- **The data**:

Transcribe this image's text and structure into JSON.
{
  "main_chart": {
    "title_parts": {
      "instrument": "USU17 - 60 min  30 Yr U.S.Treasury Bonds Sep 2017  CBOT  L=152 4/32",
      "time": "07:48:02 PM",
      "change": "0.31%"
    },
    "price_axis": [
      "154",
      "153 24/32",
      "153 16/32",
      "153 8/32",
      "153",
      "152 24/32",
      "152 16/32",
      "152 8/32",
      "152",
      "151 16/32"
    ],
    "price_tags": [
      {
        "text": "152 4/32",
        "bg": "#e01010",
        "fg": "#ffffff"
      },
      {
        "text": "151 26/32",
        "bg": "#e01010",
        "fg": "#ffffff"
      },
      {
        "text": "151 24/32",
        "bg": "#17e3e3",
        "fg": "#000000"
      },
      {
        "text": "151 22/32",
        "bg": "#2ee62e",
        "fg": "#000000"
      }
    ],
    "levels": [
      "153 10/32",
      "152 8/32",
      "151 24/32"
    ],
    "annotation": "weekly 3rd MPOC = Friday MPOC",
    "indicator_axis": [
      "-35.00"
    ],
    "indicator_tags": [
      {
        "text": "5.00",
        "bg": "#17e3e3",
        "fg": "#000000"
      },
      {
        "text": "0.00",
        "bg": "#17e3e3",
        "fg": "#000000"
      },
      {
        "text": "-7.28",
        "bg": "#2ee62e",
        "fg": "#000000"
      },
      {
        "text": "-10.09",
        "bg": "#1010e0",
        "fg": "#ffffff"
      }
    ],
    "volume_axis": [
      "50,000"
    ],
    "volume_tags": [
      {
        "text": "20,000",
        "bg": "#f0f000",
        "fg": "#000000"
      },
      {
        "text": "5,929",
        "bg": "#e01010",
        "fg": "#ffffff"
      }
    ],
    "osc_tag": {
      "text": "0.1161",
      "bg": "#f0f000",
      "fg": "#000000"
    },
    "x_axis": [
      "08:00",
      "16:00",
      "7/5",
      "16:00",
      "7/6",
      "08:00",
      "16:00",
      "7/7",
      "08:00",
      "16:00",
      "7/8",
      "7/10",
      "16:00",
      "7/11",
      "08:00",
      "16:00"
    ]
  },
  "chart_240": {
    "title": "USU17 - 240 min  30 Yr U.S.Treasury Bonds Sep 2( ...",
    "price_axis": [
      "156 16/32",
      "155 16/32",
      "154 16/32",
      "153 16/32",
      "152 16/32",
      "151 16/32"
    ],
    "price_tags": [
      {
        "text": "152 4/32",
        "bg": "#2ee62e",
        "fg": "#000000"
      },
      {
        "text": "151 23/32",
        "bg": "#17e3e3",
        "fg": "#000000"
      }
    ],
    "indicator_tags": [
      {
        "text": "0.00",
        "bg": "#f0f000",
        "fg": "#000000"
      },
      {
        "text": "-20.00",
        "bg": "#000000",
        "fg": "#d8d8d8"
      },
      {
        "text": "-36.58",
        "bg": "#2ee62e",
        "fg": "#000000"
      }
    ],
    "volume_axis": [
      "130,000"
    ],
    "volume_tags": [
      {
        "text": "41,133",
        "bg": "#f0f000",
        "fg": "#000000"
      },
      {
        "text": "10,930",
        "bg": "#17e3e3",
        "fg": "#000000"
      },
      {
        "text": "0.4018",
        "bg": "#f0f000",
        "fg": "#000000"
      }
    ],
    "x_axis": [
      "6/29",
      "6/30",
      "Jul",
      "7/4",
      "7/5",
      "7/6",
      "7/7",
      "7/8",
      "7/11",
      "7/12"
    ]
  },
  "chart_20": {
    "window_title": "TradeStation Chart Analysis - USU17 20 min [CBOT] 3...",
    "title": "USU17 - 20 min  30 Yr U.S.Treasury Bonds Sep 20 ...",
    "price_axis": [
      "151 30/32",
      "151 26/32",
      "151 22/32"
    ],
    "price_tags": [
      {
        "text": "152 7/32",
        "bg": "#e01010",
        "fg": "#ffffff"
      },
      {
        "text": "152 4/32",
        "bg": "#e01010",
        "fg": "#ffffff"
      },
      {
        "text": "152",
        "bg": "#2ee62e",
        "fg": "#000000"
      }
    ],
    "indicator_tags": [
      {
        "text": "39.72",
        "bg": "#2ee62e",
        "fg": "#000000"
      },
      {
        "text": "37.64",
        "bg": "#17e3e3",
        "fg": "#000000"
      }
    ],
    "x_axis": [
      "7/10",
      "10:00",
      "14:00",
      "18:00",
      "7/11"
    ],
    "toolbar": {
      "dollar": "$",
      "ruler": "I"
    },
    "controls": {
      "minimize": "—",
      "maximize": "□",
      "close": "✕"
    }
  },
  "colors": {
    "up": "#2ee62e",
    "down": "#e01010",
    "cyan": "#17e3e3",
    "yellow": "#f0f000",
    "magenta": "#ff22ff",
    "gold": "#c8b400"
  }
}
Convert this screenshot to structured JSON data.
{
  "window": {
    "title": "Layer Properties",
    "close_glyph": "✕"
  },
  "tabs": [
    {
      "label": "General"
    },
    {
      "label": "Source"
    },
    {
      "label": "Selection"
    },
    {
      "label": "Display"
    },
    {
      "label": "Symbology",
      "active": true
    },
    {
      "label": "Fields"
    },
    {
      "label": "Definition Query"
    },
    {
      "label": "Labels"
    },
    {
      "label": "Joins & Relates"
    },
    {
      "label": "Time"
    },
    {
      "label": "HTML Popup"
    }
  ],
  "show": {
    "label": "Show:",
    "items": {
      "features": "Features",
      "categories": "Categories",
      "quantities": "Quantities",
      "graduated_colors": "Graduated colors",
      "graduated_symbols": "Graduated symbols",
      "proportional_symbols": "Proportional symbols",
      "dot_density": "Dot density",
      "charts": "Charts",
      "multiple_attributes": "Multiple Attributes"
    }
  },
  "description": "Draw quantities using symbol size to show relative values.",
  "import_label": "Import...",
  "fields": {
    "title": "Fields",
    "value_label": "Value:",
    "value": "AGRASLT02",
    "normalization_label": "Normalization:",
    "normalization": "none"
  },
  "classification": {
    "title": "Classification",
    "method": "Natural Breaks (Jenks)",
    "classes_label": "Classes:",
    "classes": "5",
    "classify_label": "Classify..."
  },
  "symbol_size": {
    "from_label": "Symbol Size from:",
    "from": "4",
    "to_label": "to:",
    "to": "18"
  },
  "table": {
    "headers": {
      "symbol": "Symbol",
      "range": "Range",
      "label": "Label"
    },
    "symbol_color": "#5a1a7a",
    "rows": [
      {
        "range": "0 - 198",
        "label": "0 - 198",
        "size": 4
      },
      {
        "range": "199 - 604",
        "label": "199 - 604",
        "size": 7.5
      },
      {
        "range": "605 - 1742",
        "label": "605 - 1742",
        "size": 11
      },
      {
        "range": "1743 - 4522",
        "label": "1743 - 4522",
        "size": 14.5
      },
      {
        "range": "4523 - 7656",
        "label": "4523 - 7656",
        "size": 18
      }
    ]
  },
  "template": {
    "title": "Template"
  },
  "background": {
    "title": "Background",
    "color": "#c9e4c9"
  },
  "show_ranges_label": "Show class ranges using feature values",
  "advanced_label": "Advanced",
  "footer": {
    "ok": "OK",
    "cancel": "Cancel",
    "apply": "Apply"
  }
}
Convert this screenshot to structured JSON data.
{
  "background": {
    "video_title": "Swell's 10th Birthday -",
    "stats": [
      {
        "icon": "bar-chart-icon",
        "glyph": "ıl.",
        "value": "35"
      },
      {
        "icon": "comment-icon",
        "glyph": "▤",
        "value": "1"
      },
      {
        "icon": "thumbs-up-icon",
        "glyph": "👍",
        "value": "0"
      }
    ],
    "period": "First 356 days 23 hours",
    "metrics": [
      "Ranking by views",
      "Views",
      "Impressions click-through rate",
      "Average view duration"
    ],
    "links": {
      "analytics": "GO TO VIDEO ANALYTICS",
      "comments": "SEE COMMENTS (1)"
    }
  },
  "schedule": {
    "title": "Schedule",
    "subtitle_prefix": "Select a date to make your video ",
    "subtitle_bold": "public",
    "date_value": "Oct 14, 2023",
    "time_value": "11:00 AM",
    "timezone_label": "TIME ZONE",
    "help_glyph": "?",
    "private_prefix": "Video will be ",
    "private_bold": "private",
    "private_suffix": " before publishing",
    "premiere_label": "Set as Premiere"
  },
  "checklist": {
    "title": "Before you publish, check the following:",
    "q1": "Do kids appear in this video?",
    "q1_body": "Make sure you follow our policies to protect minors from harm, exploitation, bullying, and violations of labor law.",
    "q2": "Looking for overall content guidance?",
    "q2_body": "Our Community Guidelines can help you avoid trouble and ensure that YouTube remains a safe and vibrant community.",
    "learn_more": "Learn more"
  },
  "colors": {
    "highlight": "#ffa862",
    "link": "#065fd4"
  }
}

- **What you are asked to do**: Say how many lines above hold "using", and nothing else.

- **Solution to the exercise**: 2